Members of the House of Representatives got right to work after gaveling in, both parties seemingly ready to work through this weekend. That was not the case in the state Senate.
“Members, a few announcements to help clarify rules for our approach on rules during the special session,” House Speaker Julie McCluskie said during her opening speech on the House floor.
Representatives were able to gavel in, introduce eight bills and go to their respective committees.
“I hereby call to order the House of Representatives for the first, and hopefully last, extraordinary session of the 74th General Assembly of the state of Colorado,” McCluskie said from the well.
No Republican efforts passed out of committee Friday, while several items sponsored by Democrats passed their first committee.
One bill would add $30 million in funding from the general fund and repurposed state dollars to the state’s emergency rental assistance fund. With state and federal dollars already in the fund, the new legislation would boost the fund to $65 million.
Another measure that passed would increase the earned income tax credit in the state for this year.
There is also a bill that would assemble a task force that will examine the impacts of property tax changes statewide and administrative changes for the Department of Treasury.
Colorado Senate focuses on property tax relief
The Senate noticeably has fewer bills, but they started with the main reason for the special session: property tax relief.
“This bill, which is Senate Bill 23B-001, is probably the crux of the conversation that we will be having,” Senate President Steve Fenberg said during the bill’s committee hearing.
Senators took up the property tax relief measure that would use $200 million from the general fund to deliver property tax relief and prioritize backfilling fire and school districts.

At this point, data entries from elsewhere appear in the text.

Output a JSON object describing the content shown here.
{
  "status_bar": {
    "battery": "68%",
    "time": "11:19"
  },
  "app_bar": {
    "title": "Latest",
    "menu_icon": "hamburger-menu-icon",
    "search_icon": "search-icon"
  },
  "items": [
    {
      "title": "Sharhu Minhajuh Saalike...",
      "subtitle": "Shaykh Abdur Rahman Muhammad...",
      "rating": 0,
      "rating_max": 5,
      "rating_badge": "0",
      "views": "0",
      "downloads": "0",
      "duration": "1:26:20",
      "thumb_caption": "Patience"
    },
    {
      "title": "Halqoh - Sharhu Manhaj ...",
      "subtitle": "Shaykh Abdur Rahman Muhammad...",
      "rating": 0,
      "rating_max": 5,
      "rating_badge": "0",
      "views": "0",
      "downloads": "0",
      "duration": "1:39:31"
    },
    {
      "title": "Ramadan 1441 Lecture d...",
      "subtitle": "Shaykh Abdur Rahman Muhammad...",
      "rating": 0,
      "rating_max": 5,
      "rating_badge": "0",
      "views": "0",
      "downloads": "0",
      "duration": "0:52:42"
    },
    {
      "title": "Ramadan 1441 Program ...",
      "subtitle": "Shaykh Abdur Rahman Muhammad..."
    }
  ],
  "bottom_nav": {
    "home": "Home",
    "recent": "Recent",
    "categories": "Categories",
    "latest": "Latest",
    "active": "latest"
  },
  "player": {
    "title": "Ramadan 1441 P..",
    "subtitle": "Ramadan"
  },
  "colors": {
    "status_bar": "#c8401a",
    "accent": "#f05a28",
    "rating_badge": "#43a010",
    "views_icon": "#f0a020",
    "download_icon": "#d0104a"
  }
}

Fenberg stressed the proposal will provide short-term relief without using surplus money normally refunded under the Taxpayer’s Bill of Rights. While the measure strikes some similarities to proposals in Proposition HH, new TABOR refund dollars would not be used. There would be a small decrease in the residential property rate reduction, bringing it down to 6.7%.
The senior homestead exemption will not be included in the package. A separate, bipartisan measure that would have included that piece failed in committee.
The property tax relief bill passed out of committee without Republican support, but Senate Democrats do need help from their colleagues across the aisle. In order to begin floor work on special orders Friday night, Democrats need at least one Republican to vote with them to take up special orders.
Senate Democrats moved to go over both bills Friday night on the special orders calendar, but Republicans pushed back and voted against the move. Democrats then took a subsequent vote, as Senate rules allow, opening the door for work to continue on the floor after they said Republicans failed to ask for a roll call vote.
Both parties are accusing the other of playing political games.
“You’ve been asking for a special session for months,” Fenberg said of Republicans. “Now we’re here and you don’t want to take up and debate a bill that really isn’t controversial. It should, in my mind, be unanimous.”
“I urge a no vote on this second attempt at special order,” said Sen. Bob Gardner, an El Paso County Republican. “It’s not political theater. It is about the process. It is about giving things due consideration.”
Friday night, the bills on the earned income tax credit and the Department of Treasury were being heard on the floor.
Before 9:30 p.m., the Senate agreed to lay over the special orders until Saturday at 10 a.m. The House was still at work.
Lawmakers were hoping to finish this weekend.